Four years later, though, Duerson Foods went out of business. The following year, Duerson's Highland Park home was in foreclosure, and he filed for divorce from his wife of 24 years.
Duerson had settled in Miami. He was working as a consultant and hosted an Internet radio sports talk show called Double Time with Double D on Voice America.
On one of his shows late last month, he fondly reminisced about The Bears and Super Bowl 20.
"Happy anniversary to my teammates, my coaches, to all the Bears fans, to anybody associated with the game of football because that was special. Absolutely special," he said.
Duerson's body was found in his Sunny Isles Beach, Florida. His teammates and friends are stunned.
"It's been an up and down kind of day. It's been hard to focus on anything today," said former teammate Emery Moorehead. "He always had a plan, laid things out - like a game plan in the NFL. Double D did that and was very successful."

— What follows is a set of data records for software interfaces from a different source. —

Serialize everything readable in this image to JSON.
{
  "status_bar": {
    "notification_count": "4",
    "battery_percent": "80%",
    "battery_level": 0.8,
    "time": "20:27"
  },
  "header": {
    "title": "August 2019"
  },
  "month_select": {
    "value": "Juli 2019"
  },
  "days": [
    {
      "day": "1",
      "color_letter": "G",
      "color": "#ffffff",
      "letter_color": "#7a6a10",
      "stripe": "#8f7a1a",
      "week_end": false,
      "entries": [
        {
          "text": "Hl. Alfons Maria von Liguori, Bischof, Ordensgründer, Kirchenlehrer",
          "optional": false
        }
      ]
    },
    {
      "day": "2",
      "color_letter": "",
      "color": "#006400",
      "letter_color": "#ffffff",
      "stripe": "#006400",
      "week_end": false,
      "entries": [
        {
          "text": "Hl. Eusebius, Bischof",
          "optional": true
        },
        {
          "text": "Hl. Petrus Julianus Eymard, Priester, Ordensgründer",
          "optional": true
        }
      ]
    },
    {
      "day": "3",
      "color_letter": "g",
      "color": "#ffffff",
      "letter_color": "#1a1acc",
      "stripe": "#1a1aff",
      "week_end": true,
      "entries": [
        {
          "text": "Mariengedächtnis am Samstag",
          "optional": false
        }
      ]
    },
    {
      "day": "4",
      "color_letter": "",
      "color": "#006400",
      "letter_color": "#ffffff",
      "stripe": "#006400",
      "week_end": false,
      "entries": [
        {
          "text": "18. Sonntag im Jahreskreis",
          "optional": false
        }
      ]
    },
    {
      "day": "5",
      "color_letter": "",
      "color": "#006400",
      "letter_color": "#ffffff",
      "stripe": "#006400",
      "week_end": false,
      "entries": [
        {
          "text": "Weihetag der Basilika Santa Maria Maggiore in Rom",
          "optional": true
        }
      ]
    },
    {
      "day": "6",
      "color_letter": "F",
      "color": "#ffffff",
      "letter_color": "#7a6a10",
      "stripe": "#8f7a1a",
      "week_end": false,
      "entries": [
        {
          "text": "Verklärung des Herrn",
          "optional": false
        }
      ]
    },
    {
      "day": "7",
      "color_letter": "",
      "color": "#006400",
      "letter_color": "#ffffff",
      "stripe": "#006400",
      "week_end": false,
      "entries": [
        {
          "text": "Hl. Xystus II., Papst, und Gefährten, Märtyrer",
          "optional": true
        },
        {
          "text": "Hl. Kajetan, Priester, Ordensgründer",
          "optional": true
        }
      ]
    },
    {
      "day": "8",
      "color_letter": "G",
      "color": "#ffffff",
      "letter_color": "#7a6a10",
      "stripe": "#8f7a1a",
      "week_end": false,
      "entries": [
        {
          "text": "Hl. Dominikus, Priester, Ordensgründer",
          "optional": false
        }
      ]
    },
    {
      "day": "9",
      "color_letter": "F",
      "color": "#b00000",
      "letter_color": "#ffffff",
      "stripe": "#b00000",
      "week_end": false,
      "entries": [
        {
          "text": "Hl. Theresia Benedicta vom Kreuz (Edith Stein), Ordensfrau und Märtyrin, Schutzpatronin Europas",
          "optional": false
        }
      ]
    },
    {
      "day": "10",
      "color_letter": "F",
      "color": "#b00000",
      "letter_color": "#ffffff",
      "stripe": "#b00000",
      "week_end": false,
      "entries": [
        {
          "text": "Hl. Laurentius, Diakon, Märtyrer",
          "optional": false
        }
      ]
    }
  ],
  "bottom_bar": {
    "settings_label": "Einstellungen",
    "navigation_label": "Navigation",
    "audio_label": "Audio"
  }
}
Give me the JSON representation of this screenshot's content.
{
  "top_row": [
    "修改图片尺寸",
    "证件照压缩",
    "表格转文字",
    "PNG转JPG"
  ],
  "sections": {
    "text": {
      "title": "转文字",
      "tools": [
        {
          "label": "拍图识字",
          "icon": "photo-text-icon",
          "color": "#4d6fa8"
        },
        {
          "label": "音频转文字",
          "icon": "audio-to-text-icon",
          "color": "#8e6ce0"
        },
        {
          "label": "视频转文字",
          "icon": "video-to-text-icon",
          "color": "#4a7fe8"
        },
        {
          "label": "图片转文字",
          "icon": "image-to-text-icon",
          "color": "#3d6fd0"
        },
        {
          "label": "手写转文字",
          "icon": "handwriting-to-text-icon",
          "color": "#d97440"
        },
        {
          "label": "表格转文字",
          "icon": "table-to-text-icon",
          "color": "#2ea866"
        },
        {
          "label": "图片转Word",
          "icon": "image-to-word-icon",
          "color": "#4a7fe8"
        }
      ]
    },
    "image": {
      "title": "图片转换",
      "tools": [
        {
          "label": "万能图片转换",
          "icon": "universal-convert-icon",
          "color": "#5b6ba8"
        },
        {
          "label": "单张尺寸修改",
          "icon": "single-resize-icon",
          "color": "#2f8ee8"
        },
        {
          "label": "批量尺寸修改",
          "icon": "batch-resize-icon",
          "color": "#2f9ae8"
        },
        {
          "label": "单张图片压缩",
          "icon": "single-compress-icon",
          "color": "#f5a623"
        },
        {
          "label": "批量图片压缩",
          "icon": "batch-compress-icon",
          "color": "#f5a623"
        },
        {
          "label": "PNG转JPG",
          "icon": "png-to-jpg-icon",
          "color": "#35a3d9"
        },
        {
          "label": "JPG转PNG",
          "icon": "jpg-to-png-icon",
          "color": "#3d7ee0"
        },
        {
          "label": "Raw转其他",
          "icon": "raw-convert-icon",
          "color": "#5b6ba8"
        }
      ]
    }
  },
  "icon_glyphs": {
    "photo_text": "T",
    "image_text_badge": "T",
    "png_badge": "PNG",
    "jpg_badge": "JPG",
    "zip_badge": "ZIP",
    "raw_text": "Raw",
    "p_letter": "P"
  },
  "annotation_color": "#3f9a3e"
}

"This is such a surprise. He looked so fit. I didn't know he had anything the matter with him, so I don't know what happened," said former Bears coach Mike Ditka.
"When I lost Walter, he was the first there. When he lost his mother, I was the first there. Through all of it, his strength helped me through tough times, and we actually became like brothers," said Eddie Payton, Walter Payton's brother.
On Friday, the Bears released a statement on Duerson's death saying, "We are stunned and saddened to hear the tragic news regarding Dave Duerson. He was a great contributor to our team and the Chicago community. Today is a difficult day for all of us who loved Dave. We'll miss him. Our prayers are with his family."
His family said in a written statement, "Please remember Dave as a good, kind and caring man. He loved and cherished his family and friends and was extremely proud of his beloved Notre Dame, and Chicago Bears."
Duerson is survived by his four children.